- Opening Delimiter -

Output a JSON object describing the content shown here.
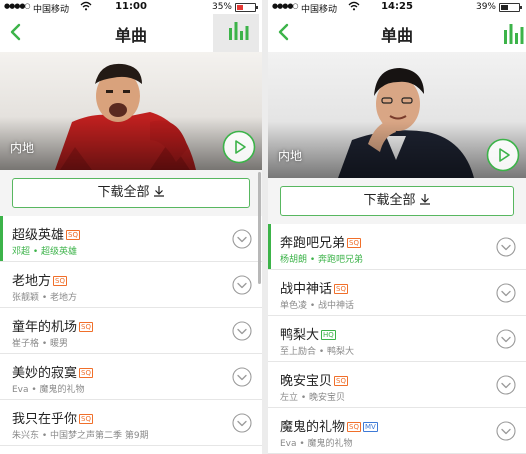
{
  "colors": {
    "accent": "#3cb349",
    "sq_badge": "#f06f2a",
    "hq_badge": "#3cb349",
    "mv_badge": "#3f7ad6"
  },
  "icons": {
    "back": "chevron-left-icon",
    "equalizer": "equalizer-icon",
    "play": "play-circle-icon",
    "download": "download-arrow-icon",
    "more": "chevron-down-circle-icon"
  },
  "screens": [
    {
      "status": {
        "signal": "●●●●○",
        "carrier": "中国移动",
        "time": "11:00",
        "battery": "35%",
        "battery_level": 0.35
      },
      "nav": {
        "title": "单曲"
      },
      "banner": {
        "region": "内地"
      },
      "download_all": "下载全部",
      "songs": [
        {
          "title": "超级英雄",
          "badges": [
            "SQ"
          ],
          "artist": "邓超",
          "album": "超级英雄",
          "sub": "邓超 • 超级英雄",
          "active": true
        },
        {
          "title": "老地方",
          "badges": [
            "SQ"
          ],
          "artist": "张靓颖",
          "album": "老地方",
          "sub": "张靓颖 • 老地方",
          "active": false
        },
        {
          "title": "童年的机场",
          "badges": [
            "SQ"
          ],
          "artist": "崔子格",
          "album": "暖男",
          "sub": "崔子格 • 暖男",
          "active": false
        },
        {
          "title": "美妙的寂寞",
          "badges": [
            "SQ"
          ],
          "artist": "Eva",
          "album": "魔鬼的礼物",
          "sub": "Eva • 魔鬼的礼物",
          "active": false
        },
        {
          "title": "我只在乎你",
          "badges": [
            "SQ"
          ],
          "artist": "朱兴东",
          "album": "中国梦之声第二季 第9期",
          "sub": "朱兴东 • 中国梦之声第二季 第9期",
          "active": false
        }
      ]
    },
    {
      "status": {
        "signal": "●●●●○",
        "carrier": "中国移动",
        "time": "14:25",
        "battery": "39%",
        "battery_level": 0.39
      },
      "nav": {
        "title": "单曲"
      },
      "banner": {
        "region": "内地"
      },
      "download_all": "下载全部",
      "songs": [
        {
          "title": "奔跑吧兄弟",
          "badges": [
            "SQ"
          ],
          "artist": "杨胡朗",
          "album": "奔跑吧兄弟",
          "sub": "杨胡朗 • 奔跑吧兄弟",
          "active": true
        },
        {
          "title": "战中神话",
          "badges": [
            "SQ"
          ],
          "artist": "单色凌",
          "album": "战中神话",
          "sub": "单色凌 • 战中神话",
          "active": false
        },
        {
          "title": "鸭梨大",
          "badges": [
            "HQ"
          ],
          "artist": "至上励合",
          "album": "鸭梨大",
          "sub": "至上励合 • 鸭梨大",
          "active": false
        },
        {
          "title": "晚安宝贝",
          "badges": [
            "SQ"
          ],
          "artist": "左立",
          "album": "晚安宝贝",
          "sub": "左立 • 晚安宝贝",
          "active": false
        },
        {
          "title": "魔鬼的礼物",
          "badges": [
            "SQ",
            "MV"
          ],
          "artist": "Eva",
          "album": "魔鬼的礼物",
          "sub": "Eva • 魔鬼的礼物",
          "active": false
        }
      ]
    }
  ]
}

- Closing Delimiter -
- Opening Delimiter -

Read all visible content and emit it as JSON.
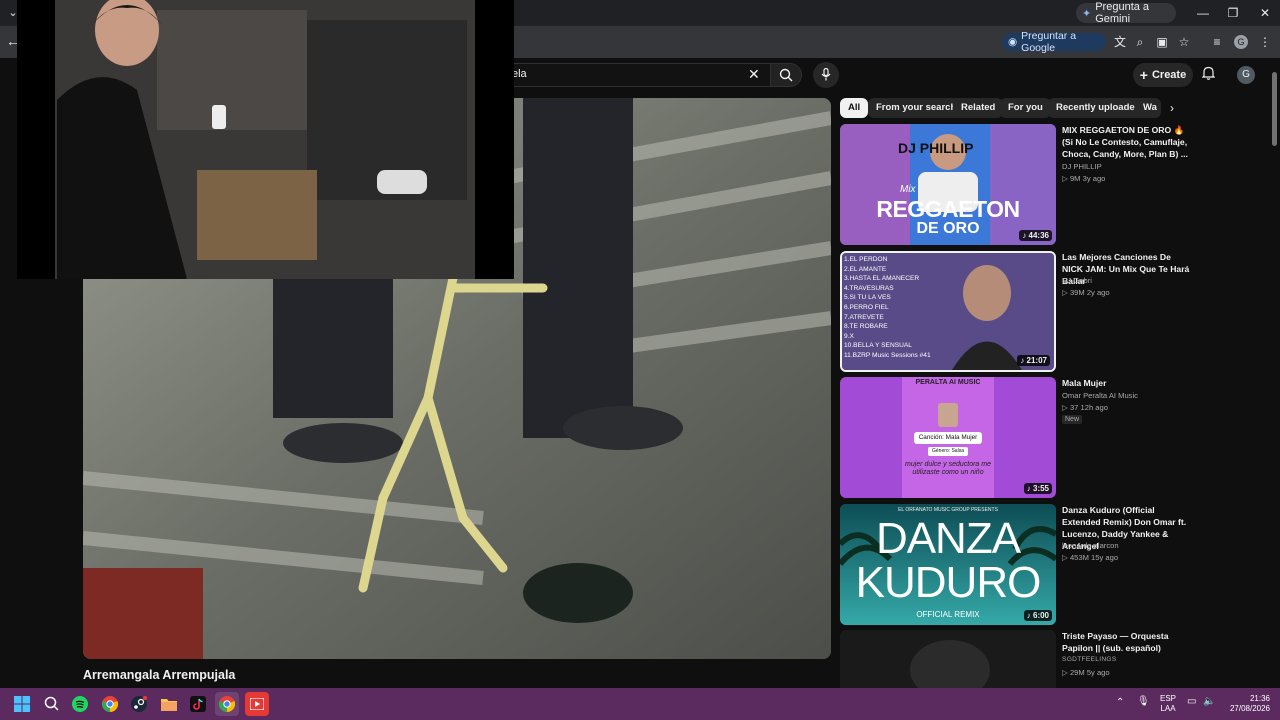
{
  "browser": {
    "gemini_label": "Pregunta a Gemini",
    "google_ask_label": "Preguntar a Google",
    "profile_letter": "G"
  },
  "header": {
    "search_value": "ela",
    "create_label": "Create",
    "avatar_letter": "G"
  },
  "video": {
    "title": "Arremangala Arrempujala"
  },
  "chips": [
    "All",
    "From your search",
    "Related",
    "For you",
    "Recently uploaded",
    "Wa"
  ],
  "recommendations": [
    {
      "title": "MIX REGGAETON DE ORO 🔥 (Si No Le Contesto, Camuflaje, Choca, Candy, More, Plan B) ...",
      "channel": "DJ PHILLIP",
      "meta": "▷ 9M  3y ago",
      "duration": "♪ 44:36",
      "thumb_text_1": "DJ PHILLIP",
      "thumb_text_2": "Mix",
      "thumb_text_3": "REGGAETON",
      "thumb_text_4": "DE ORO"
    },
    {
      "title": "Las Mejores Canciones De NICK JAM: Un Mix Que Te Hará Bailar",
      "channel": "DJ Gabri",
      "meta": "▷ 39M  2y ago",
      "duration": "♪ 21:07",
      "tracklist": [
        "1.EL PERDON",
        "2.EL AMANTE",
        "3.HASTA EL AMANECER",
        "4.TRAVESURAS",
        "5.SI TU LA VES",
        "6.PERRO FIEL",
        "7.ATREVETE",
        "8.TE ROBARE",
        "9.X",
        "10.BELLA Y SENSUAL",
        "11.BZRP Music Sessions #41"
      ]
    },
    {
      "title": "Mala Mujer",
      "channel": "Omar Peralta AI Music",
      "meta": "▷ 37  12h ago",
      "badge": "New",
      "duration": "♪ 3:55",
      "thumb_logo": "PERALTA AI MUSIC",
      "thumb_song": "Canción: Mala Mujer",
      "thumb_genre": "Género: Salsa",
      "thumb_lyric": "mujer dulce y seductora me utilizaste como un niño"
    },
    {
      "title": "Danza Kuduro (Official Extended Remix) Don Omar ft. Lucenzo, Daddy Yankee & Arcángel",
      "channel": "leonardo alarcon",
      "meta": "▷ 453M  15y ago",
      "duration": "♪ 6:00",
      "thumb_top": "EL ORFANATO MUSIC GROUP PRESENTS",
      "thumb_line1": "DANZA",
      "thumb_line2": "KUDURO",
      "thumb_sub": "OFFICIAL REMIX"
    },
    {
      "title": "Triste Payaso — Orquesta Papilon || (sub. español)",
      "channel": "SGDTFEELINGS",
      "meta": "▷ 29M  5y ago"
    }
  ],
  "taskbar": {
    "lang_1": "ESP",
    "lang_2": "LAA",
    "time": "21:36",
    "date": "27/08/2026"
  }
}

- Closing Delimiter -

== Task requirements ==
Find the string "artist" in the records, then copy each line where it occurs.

== Expected answer ==
          "artist": "邓超",
          "artist": "张靓颖",
          "artist": "崔子格",
          "artist": "Eva",
          "artist": "朱兴东",
          "artist": "杨胡朗",
          "artist": "单色凌",
          "artist": "至上励合",
          "artist": "左立",
          "artist": "Eva",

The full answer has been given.